Carnival pores now raising up. Driven in part by the regret of pockets not filling, there are calls to do something to mark the spot normally occupied by the Carnival season.
But Sekon Sta is smarter than all of those who are belatedly rushing into the headlines. In the words of Sparrow: ‘Ah wish, I coulda go and shake he han’.
I might invite him to change his name to ‘First Sta’, in recognition of being the first to re-jig a carnival product for pandemic times.
My carnival pores are raised and carnival runs in my blood year round because I have always seen the wider perspective of the performing arts—of which Carnival is one important annual artistic expression of music, dance, theatre and design over a six week period.
During those preceding weeks, Carnival contains artistic expression, at least equal to that of the Mardi Gras days that Carnival Monday and Tuesday have become.
Regular readers will know that I have been calling for a re-engineered and re-branded Carnival season, recognising it for what it is: a first quarter of the year festival.

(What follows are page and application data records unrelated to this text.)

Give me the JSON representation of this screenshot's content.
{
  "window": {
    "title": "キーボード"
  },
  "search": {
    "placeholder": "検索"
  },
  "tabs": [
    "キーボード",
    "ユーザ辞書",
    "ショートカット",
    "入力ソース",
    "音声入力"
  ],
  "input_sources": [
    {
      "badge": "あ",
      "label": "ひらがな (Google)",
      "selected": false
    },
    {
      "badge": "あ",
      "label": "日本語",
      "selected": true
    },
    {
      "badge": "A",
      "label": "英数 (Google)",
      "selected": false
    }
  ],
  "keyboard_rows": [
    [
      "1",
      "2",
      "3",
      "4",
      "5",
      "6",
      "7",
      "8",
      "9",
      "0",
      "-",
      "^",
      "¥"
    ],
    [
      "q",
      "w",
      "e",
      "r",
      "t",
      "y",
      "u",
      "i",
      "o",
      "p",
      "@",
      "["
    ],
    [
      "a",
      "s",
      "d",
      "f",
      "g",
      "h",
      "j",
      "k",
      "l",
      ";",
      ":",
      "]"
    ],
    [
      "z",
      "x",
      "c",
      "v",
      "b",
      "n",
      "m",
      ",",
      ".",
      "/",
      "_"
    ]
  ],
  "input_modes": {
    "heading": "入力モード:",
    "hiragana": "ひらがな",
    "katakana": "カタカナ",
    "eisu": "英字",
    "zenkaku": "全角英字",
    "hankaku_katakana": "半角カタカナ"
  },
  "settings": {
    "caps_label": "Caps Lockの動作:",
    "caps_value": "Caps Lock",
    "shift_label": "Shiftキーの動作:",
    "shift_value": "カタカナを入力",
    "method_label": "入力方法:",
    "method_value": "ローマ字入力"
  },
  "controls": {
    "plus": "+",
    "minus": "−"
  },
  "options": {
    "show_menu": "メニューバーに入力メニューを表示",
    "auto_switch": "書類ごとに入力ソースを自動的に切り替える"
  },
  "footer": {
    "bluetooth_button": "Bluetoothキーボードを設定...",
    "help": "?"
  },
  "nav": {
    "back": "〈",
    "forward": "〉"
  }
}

Readers will recall that I also have a bigger dream to solidify multi-seasonal performing arts bases with events at their respective cores, like the jazz arts, African and Indian sub-continent heritage, culinary and fashion month tours, as well as Divali and Hosay expressions—provided that in the case of the religious based festivals we consult the pundits and imams, so as not to make the sacred profane.
For example, in May 2016, I repeated ‘my recommendation that the Carnival season be expanded and marketed as a first quarter festival running from January to March into which 200 events, not necessarily directly related to the current and now unsatisfactory Carnival product, can be inserted to comprise an attractive tourism product’.
That’s what Sekon Sta did. He could not have his Sekon Sunday event, so he produced a show in a concert hall instead. That’s precisely the kind of show that should be running regularly during a first quarter festival—rebranded to attract event tourism beyond the Mardi Gras market.
I heard commentators saying on morning television, that Sekon Sta was ‘iconic’ and Carnival is not only wine and jam. If they mean what they say, where are the ideas, like some of us have, to better highlight the other aspects of Carnival rather than squeezing those aspects out of the band routes and other public spaces, and drowning them out with DJ music?
Like well-known promoter Randy Glasgow and others don’t hear me. I refer to the lament last week that the call to do something to mark the Carnival spot came too late. Glasgow reportedly said that, had the call been made two months ago, a way could have been found to reasonably execute it, working with the authorities.
Ten months ago, in April 2020, I wrote: ‘Covid 19 will force us to re-build our economy. We should place our vibrant performing arts at the core of the recovery agenda, not merely with the disproportionate focus on one transitory Carnival season, which we may not even have in 2021.
‘Its possible absence clears the way for re-consideration of diversification of the economy through the creative sector, and to do so on a varied multi-seasonal basis.’
That column was entitled: Contemplating the road to recovery. It advocated that, particularly ‘on the road to recovery, a decision should be made to invest in music and theatre enterprises to be operated by the performing groups themselves’.
For best results, I recommended that such investment should be free of manipulative political hands.
That column concluded: ‘Large scale international tourism will probably not recover for several years, but we must become ready and work meanwhile with discrete markets towards making Trinidad and Tobago a unique and authentic performing arts destination, full of well-organised, varied, multi-seasonal events, facilitating the rediscovery of exciting cultural event travel.’
Meanwhile the blinkered authorities want no dancing during 2021 concerts, but there was no dancing ban in their Covid, risk-laden, election motorcades in 2020 and none now in Tobago.